* **What you are asked to do**
Print the listing exactly as it stands. Skip every picture.

* **Data**
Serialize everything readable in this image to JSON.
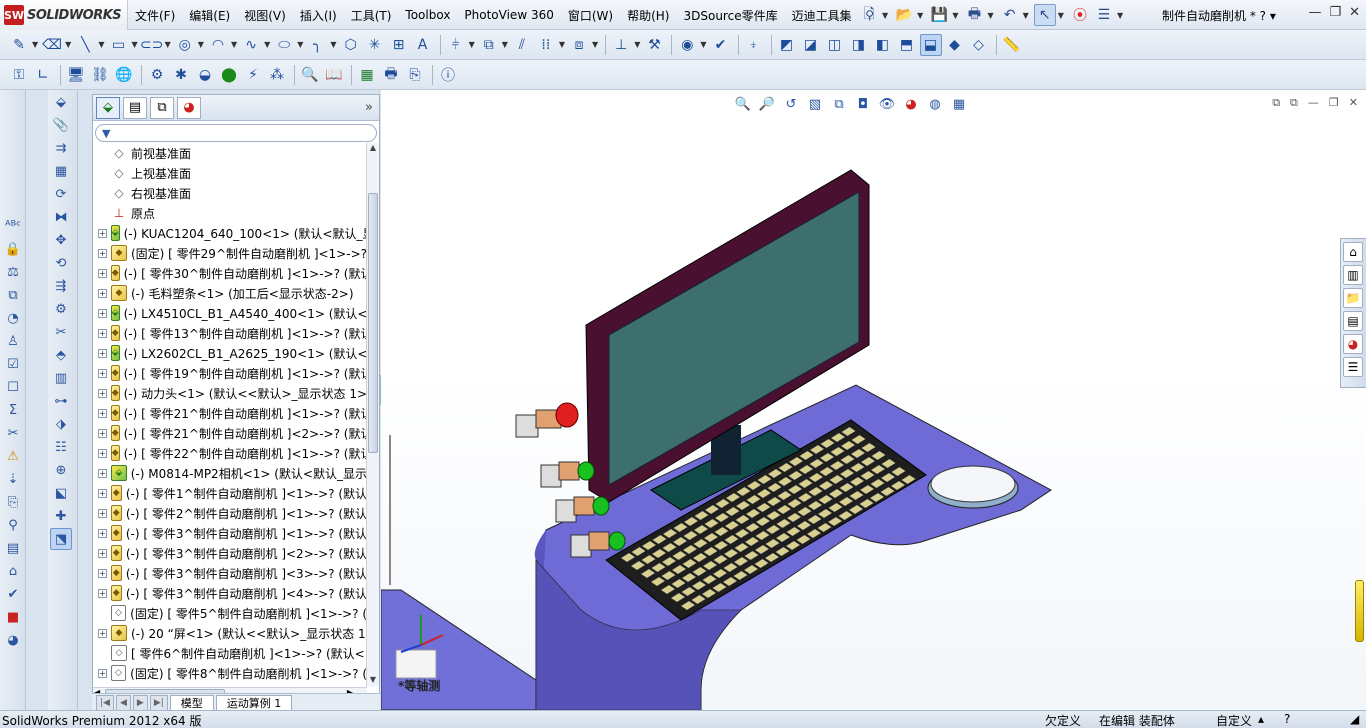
{
  "app": {
    "logo_mark": "SW",
    "logo_text": "SOLIDWORKS",
    "doc_title": "制件自动磨削机 *",
    "help": "?"
  },
  "menu": [
    "文件(F)",
    "编辑(E)",
    "视图(V)",
    "插入(I)",
    "工具(T)",
    "Toolbox",
    "PhotoView 360",
    "窗口(W)",
    "帮助(H)",
    "3DSource零件库",
    "迈迪工具集"
  ],
  "window_buttons": [
    "—",
    "❐",
    "✕"
  ],
  "viewport_window_buttons": [
    "⧉",
    "⧉",
    "—",
    "❐",
    "✕"
  ],
  "panel": {
    "expand": "»",
    "filter": "▼"
  },
  "tree": [
    {
      "pm": "",
      "icon": "plane",
      "text": "前视基准面"
    },
    {
      "pm": "",
      "icon": "plane",
      "text": "上视基准面"
    },
    {
      "pm": "",
      "icon": "plane",
      "text": "右视基准面"
    },
    {
      "pm": "",
      "icon": "origin",
      "text": "原点"
    },
    {
      "pm": "+",
      "icon": "asm",
      "text": "(-) KUAC1204_640_100<1> (默认<默认_显"
    },
    {
      "pm": "+",
      "icon": "part",
      "text": "(固定) [ 零件29^制件自动磨削机 ]<1>->?"
    },
    {
      "pm": "+",
      "icon": "part",
      "text": "(-) [ 零件30^制件自动磨削机 ]<1>->? (默认"
    },
    {
      "pm": "+",
      "icon": "part",
      "text": "(-) 毛料塑条<1> (加工后<显示状态-2>)"
    },
    {
      "pm": "+",
      "icon": "asm",
      "text": "(-) LX4510CL_B1_A4540_400<1> (默认<显"
    },
    {
      "pm": "+",
      "icon": "part",
      "text": "(-) [ 零件13^制件自动磨削机 ]<1>->? (默认"
    },
    {
      "pm": "+",
      "icon": "asm",
      "text": "(-) LX2602CL_B1_A2625_190<1> (默认<显"
    },
    {
      "pm": "+",
      "icon": "part",
      "text": "(-) [ 零件19^制件自动磨削机 ]<1>->? (默认"
    },
    {
      "pm": "+",
      "icon": "part",
      "text": "(-) 动力头<1> (默认<<默认>_显示状态 1>"
    },
    {
      "pm": "+",
      "icon": "part",
      "text": "(-) [ 零件21^制件自动磨削机 ]<1>->? (默认"
    },
    {
      "pm": "+",
      "icon": "part",
      "text": "(-) [ 零件21^制件自动磨削机 ]<2>->? (默认"
    },
    {
      "pm": "+",
      "icon": "part",
      "text": "(-) [ 零件22^制件自动磨削机 ]<1>->? (默认"
    },
    {
      "pm": "+",
      "icon": "asm",
      "text": "(-) M0814-MP2相机<1> (默认<默认_显示"
    },
    {
      "pm": "+",
      "icon": "part",
      "text": "(-) [ 零件1^制件自动磨削机 ]<1>->? (默认"
    },
    {
      "pm": "+",
      "icon": "part",
      "text": "(-) [ 零件2^制件自动磨削机 ]<1>->? (默认"
    },
    {
      "pm": "+",
      "icon": "part",
      "text": "(-) [ 零件3^制件自动磨削机 ]<1>->? (默认"
    },
    {
      "pm": "+",
      "icon": "part",
      "text": "(-) [ 零件3^制件自动磨削机 ]<2>->? (默认"
    },
    {
      "pm": "+",
      "icon": "part",
      "text": "(-) [ 零件3^制件自动磨削机 ]<3>->? (默认"
    },
    {
      "pm": "+",
      "icon": "part",
      "text": "(-) [ 零件3^制件自动磨削机 ]<4>->? (默认"
    },
    {
      "pm": "",
      "icon": "wire",
      "text": "(固定) [ 零件5^制件自动磨削机 ]<1>->? ("
    },
    {
      "pm": "+",
      "icon": "part",
      "text": "(-) 20 “屏<1> (默认<<默认>_显示状态 1"
    },
    {
      "pm": "",
      "icon": "wire",
      "text": "[ 零件6^制件自动磨削机 ]<1>->? (默认<"
    },
    {
      "pm": "+",
      "icon": "wire",
      "text": "(固定) [ 零件8^制件自动磨削机 ]<1>->? ("
    }
  ],
  "bottom_tabs": [
    "模型",
    "运动算例 1"
  ],
  "iso_label": "*等轴测",
  "status": {
    "left": "SolidWorks Premium 2012 x64 版",
    "under": "欠定义",
    "mode": "在编辑 装配体",
    "custom": "自定义",
    "help": "?"
  }
}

* **Answer to this problem**
Serialize everything readable in this image to JSON.
{
  "app": {
    "logo_mark": "SW",
    "logo_text": "SOLIDWORKS",
    "doc_title": "制件自动磨削机 *",
    "help": "?"
  },
  "menu": [
    "文件(F)",
    "编辑(E)",
    "视图(V)",
    "插入(I)",
    "工具(T)",
    "Toolbox",
    "PhotoView 360",
    "窗口(W)",
    "帮助(H)",
    "3DSource零件库",
    "迈迪工具集"
  ],
  "window_buttons": [
    "—",
    "❐",
    "✕"
  ],
  "viewport_window_buttons": [
    "⧉",
    "⧉",
    "—",
    "❐",
    "✕"
  ],
  "panel": {
    "expand": "»",
    "filter": "▼"
  },
  "tree": [
    {
      "pm": "",
      "icon": "plane",
      "text": "前视基准面"
    },
    {
      "pm": "",
      "icon": "plane",
      "text": "上视基准面"
    },
    {
      "pm": "",
      "icon": "plane",
      "text": "右视基准面"
    },
    {
      "pm": "",
      "icon": "origin",
      "text": "原点"
    },
    {
      "pm": "+",
      "icon": "asm",
      "text": "(-) KUAC1204_640_100<1> (默认<默认_显"
    },
    {
      "pm": "+",
      "icon": "part",
      "text": "(固定) [ 零件29^制件自动磨削机 ]<1>->?"
    },
    {
      "pm": "+",
      "icon": "part",
      "text": "(-) [ 零件30^制件自动磨削机 ]<1>->? (默认"
    },
    {
      "pm": "+",
      "icon": "part",
      "text": "(-) 毛料塑条<1> (加工后<显示状态-2>)"
    },
    {
      "pm": "+",
      "icon": "asm",
      "text": "(-) LX4510CL_B1_A4540_400<1> (默认<显"
    },
    {
      "pm": "+",
      "icon": "part",
      "text": "(-) [ 零件13^制件自动磨削机 ]<1>->? (默认"
    },
    {
      "pm": "+",
      "icon": "asm",
      "text": "(-) LX2602CL_B1_A2625_190<1> (默认<显"
    },
    {
      "pm": "+",
      "icon": "part",
      "text": "(-) [ 零件19^制件自动磨削机 ]<1>->? (默认"
    },
    {
      "pm": "+",
      "icon": "part",
      "text": "(-) 动力头<1> (默认<<默认>_显示状态 1>"
    },
    {
      "pm": "+",
      "icon": "part",
      "text": "(-) [ 零件21^制件自动磨削机 ]<1>->? (默认"
    },
    {
      "pm": "+",
      "icon": "part",
      "text": "(-) [ 零件21^制件自动磨削机 ]<2>->? (默认"
    },
    {
      "pm": "+",
      "icon": "part",
      "text": "(-) [ 零件22^制件自动磨削机 ]<1>->? (默认"
    },
    {
      "pm": "+",
      "icon": "asm",
      "text": "(-) M0814-MP2相机<1> (默认<默认_显示"
    },
    {
      "pm": "+",
      "icon": "part",
      "text": "(-) [ 零件1^制件自动磨削机 ]<1>->? (默认"
    },
    {
      "pm": "+",
      "icon": "part",
      "text": "(-) [ 零件2^制件自动磨削机 ]<1>->? (默认"
    },
    {
      "pm": "+",
      "icon": "part",
      "text": "(-) [ 零件3^制件自动磨削机 ]<1>->? (默认"
    },
    {
      "pm": "+",
      "icon": "part",
      "text": "(-) [ 零件3^制件自动磨削机 ]<2>->? (默认"
    },
    {
      "pm": "+",
      "icon": "part",
      "text": "(-) [ 零件3^制件自动磨削机 ]<3>->? (默认"
    },
    {
      "pm": "+",
      "icon": "part",
      "text": "(-) [ 零件3^制件自动磨削机 ]<4>->? (默认"
    },
    {
      "pm": "",
      "icon": "wire",
      "text": "(固定) [ 零件5^制件自动磨削机 ]<1>->? ("
    },
    {
      "pm": "+",
      "icon": "part",
      "text": "(-) 20 “屏<1> (默认<<默认>_显示状态 1"
    },
    {
      "pm": "",
      "icon": "wire",
      "text": "[ 零件6^制件自动磨削机 ]<1>->? (默认<"
    },
    {
      "pm": "+",
      "icon": "wire",
      "text": "(固定) [ 零件8^制件自动磨削机 ]<1>->? ("
    }
  ],
  "bottom_tabs": [
    "模型",
    "运动算例 1"
  ],
  "iso_label": "*等轴测",
  "status": {
    "left": "SolidWorks Premium 2012 x64 版",
    "under": "欠定义",
    "mode": "在编辑 装配体",
    "custom": "自定义",
    "help": "?"
  }
}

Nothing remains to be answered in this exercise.